_Action item:_ Keeping every character in place, output all the data.

━━━ Material shown ━━━

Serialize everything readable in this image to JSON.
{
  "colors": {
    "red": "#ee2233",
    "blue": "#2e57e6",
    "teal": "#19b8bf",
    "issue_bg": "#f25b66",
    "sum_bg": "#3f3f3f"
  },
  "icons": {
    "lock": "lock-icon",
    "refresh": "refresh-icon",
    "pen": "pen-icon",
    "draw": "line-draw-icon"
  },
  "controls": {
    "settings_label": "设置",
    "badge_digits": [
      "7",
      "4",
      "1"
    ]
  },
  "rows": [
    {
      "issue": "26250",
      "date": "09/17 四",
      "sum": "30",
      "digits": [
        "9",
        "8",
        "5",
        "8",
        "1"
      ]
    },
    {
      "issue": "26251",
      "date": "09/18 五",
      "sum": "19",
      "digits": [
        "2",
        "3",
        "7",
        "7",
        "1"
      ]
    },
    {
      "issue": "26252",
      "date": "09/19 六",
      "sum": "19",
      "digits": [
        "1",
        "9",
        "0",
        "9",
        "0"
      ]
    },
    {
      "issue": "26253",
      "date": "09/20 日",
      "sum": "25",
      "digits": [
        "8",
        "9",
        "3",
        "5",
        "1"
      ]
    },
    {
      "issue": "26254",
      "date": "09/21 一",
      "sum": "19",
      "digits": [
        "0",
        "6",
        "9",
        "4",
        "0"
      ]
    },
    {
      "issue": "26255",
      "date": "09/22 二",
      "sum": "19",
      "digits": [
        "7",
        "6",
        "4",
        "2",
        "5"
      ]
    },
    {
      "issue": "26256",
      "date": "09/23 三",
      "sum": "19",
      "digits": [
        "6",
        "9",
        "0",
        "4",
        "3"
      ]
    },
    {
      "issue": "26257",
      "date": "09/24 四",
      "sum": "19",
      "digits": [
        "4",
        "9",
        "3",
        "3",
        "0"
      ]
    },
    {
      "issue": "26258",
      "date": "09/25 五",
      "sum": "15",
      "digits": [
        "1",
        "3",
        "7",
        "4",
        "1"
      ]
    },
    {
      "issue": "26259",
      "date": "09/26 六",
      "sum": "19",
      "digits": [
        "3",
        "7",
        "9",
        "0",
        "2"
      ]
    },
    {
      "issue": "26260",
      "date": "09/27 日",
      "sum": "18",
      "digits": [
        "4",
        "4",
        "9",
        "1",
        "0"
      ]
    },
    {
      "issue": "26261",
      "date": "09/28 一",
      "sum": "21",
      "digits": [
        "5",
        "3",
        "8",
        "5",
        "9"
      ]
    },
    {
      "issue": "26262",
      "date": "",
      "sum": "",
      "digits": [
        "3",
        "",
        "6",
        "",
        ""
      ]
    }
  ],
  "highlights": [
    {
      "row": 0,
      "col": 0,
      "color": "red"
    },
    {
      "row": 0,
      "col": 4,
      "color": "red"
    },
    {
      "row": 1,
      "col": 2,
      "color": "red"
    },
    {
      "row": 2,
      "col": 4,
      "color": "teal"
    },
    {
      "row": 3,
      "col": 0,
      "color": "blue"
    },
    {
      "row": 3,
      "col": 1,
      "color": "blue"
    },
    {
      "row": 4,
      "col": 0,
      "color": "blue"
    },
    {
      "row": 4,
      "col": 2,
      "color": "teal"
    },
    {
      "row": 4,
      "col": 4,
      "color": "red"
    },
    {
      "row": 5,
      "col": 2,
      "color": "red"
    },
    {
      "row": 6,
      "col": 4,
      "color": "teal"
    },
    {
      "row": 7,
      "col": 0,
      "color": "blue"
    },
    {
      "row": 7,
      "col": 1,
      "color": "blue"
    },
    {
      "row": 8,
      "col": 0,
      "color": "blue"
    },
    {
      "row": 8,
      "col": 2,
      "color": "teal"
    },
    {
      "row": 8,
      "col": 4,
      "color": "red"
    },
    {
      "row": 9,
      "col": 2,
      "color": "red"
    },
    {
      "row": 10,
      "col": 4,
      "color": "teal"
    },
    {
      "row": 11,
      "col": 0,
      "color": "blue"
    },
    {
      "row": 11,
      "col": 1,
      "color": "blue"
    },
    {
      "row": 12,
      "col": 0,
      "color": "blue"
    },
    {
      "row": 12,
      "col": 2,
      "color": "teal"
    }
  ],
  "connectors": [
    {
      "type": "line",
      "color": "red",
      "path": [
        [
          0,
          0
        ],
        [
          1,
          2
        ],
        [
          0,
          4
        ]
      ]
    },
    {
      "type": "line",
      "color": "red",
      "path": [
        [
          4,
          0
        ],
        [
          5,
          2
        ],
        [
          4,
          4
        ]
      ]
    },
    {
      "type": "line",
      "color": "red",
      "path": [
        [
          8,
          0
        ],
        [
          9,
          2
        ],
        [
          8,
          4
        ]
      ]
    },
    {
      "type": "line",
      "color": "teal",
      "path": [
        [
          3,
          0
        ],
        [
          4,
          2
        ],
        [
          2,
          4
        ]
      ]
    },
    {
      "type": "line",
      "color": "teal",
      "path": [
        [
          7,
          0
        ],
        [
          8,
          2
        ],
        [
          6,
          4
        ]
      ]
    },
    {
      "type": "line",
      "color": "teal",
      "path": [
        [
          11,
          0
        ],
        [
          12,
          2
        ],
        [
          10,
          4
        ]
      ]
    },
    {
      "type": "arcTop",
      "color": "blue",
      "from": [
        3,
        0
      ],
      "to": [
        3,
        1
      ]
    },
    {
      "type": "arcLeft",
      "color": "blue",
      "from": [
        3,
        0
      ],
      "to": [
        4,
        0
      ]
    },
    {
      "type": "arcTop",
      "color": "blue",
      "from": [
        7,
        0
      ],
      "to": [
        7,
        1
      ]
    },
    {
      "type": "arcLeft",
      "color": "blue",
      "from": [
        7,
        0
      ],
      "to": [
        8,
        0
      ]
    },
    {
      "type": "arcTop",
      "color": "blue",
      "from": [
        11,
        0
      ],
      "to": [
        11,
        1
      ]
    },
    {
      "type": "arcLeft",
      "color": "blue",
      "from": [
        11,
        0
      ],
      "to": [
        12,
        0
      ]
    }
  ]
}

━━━

_Task solution:_
Serialize everything readable in this image to JSON.
{
  "colors": {
    "red": "#ee2233",
    "blue": "#2e57e6",
    "teal": "#19b8bf",
    "issue_bg": "#f25b66",
    "sum_bg": "#3f3f3f"
  },
  "icons": {
    "lock": "lock-icon",
    "refresh": "refresh-icon",
    "pen": "pen-icon",
    "draw": "line-draw-icon"
  },
  "controls": {
    "settings_label": "设置",
    "badge_digits": [
      "7",
      "4",
      "1"
    ]
  },
  "rows": [
    {
      "issue": "26250",
      "date": "09/17 四",
      "sum": "30",
      "digits": [
        "9",
        "8",
        "5",
        "8",
        "1"
      ]
    },
    {
      "issue": "26251",
      "date": "09/18 五",
      "sum": "19",
      "digits": [
        "2",
        "3",
        "7",
        "7",
        "1"
      ]
    },
    {
      "issue": "26252",
      "date": "09/19 六",
      "sum": "19",
      "digits": [
        "1",
        "9",
        "0",
        "9",
        "0"
      ]
    },
    {
      "issue": "26253",
      "date": "09/20 日",
      "sum": "25",
      "digits": [
        "8",
        "9",
        "3",
        "5",
        "1"
      ]
    },
    {
      "issue": "26254",
      "date": "09/21 一",
      "sum": "19",
      "digits": [
        "0",
        "6",
        "9",
        "4",
        "0"
      ]
    },
    {
      "issue": "26255",
      "date": "09/22 二",
      "sum": "19",
      "digits": [
        "7",
        "6",
        "4",
        "2",
        "5"
      ]
    },
    {
      "issue": "26256",
      "date": "09/23 三",
      "sum": "19",
      "digits": [
        "6",
        "9",
        "0",
        "4",
        "3"
      ]
    },
    {
      "issue": "26257",
      "date": "09/24 四",
      "sum": "19",
      "digits": [
        "4",
        "9",
        "3",
        "3",
        "0"
      ]
    },
    {
      "issue": "26258",
      "date": "09/25 五",
      "sum": "15",
      "digits": [
        "1",
        "3",
        "7",
        "4",
        "1"
      ]
    },
    {
      "issue": "26259",
      "date": "09/26 六",
      "sum": "19",
      "digits": [
        "3",
        "7",
        "9",
        "0",
        "2"
      ]
    },
    {
      "issue": "26260",
      "date": "09/27 日",
      "sum": "18",
      "digits": [
        "4",
        "4",
        "9",
        "1",
        "0"
      ]
    },
    {
      "issue": "26261",
      "date": "09/28 一",
      "sum": "21",
      "digits": [
        "5",
        "3",
        "8",
        "5",
        "9"
      ]
    },
    {
      "issue": "26262",
      "date": "",
      "sum": "",
      "digits": [
        "3",
        "",
        "6",
        "",
        ""
      ]
    }
  ],
  "highlights": [
    {
      "row": 0,
      "col": 0,
      "color": "red"
    },
    {
      "row": 0,
      "col": 4,
      "color": "red"
    },
    {
      "row": 1,
      "col": 2,
      "color": "red"
    },
    {
      "row": 2,
      "col": 4,
      "color": "teal"
    },
    {
      "row": 3,
      "col": 0,
      "color": "blue"
    },
    {
      "row": 3,
      "col": 1,
      "color": "blue"
    },
    {
      "row": 4,
      "col": 0,
      "color": "blue"
    },
    {
      "row": 4,
      "col": 2,
      "color": "teal"
    },
    {
      "row": 4,
      "col": 4,
      "color": "red"
    },
    {
      "row": 5,
      "col": 2,
      "color": "red"
    },
    {
      "row": 6,
      "col": 4,
      "color": "teal"
    },
    {
      "row": 7,
      "col": 0,
      "color": "blue"
    },
    {
      "row": 7,
      "col": 1,
      "color": "blue"
    },
    {
      "row": 8,
      "col": 0,
      "color": "blue"
    },
    {
      "row": 8,
      "col": 2,
      "color": "teal"
    },
    {
      "row": 8,
      "col": 4,
      "color": "red"
    },
    {
      "row": 9,
      "col": 2,
      "color": "red"
    },
    {
      "row": 10,
      "col": 4,
      "color": "teal"
    },
    {
      "row": 11,
      "col": 0,
      "color": "blue"
    },
    {
      "row": 11,
      "col": 1,
      "color": "blue"
    },
    {
      "row": 12,
      "col": 0,
      "color": "blue"
    },
    {
      "row": 12,
      "col": 2,
      "color": "teal"
    }
  ],
  "connectors": [
    {
      "type": "line",
      "color": "red",
      "path": [
        [
          0,
          0
        ],
        [
          1,
          2
        ],
        [
          0,
          4
        ]
      ]
    },
    {
      "type": "line",
      "color": "red",
      "path": [
        [
          4,
          0
        ],
        [
          5,
          2
        ],
        [
          4,
          4
        ]
      ]
    },
    {
      "type": "line",
      "color": "red",
      "path": [
        [
          8,
          0
        ],
        [
          9,
          2
        ],
        [
          8,
          4
        ]
      ]
    },
    {
      "type": "line",
      "color": "teal",
      "path": [
        [
          3,
          0
        ],
        [
          4,
          2
        ],
        [
          2,
          4
        ]
      ]
    },
    {
      "type": "line",
      "color": "teal",
      "path": [
        [
          7,
          0
        ],
        [
          8,
          2
        ],
        [
          6,
          4
        ]
      ]
    },
    {
      "type": "line",
      "color": "teal",
      "path": [
        [
          11,
          0
        ],
        [
          12,
          2
        ],
        [
          10,
          4
        ]
      ]
    },
    {
      "type": "arcTop",
      "color": "blue",
      "from": [
        3,
        0
      ],
      "to": [
        3,
        1
      ]
    },
    {
      "type": "arcLeft",
      "color": "blue",
      "from": [
        3,
        0
      ],
      "to": [
        4,
        0
      ]
    },
    {
      "type": "arcTop",
      "color": "blue",
      "from": [
        7,
        0
      ],
      "to": [
        7,
        1
      ]
    },
    {
      "type": "arcLeft",
      "color": "blue",
      "from": [
        7,
        0
      ],
      "to": [
        8,
        0
      ]
    },
    {
      "type": "arcTop",
      "color": "blue",
      "from": [
        11,
        0
      ],
      "to": [
        11,
        1
      ]
    },
    {
      "type": "arcLeft",
      "color": "blue",
      "from": [
        11,
        0
      ],
      "to": [
        12,
        0
      ]
    }
  ]
}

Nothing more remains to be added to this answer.